You can have your Gran Turismos. The GT that I've been anticipating playing again since I first tried it last week is Ghost Trick.
The new DS game comes from Shu Takumi, the creator of the Ace Attorney games, Capcom's chatty and funny courtroom dramas. Our boss Brian Crecente already played it, in Hawaii last month, and wrote a glowing preview. I played it in New York last week. Crecente was right!
The game stars Sissel, a man who begins the game murdered but can possess objects to assist in the solving or preventing of various crimes. In the introductory level both Crecente and I played, we navigated Sissel's spirit through a junkyard, trying to possess the right objects to prevent a near-sighted hitman from killing a lady.
The game's writing is sharp, the graphics vivid and the animations slick, but the way in which Ghost Trick may most successfully surpass the Ace Attorney games is its gameplay. The courtroom exploits of attorney Phoenix Wright seldom required anything more complex than the selection of dialogue or the DS stylus-taping tapping of clues.
Ghost Trick demands of its players a flexible imagination but also forces a gamer to deduce how to move Sissel's spirit to the objects that would best serve him. That adds a geometric aspect to the gameplay. Sissel's ghost can only move within a certain radius from the object it possesses, forcing a player to stare at the screen and figure out how best to, say, move the spirit from the object in the screen's lower right corner to one in the top left... you might have to hop the spirit there by way of something in the top right, finding a decent object within the radius to leap to, then getting there and looking for the next object within range. Think of it as a constrained form of connecting the possessable dots. That's not that hard, but things get more complex: Object that are possessed can be "tricked" or activated. This is essential. To use an example from the demo, I had to posses a knocked-down blender in order to suck in a rope from a flagpole, then possess a fan to blow the flag out, then possess the flag as the blender-blades pulled the rope and raised the flag.
Later, when the hitman in the junkyard was closing in on his victim and a timer was counting down until the victim's death, I had to dash Sissel's spirit from a bike to an extendable ladder then up to a wrecking ball and then drop the ball into the scene to save the day. Success!

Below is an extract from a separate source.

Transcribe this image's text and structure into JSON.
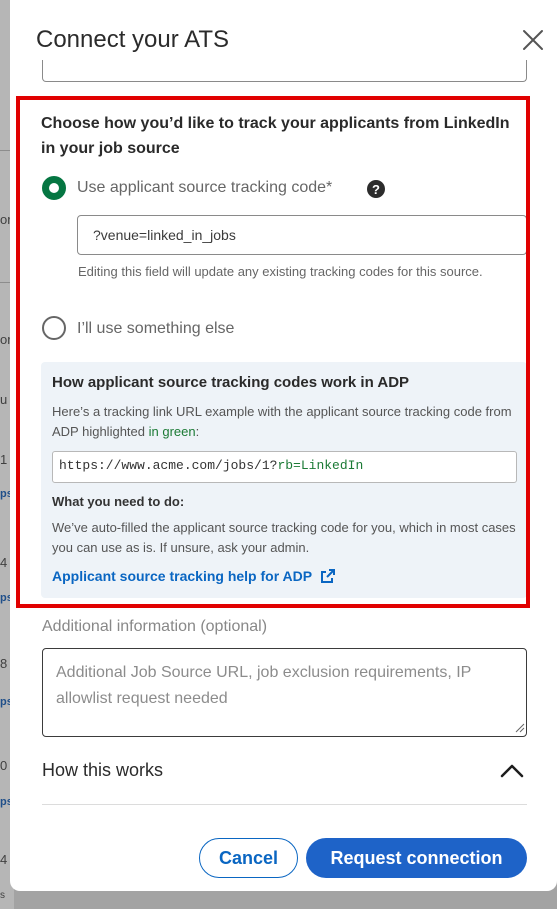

The introductory level I played was slick and the game already has the personality of a Phoenix Wright with the promise to have superior gameplay. The full title is Ghost Trick: Phantom Detective. Consider it on my anticipated list for fall 2010 games.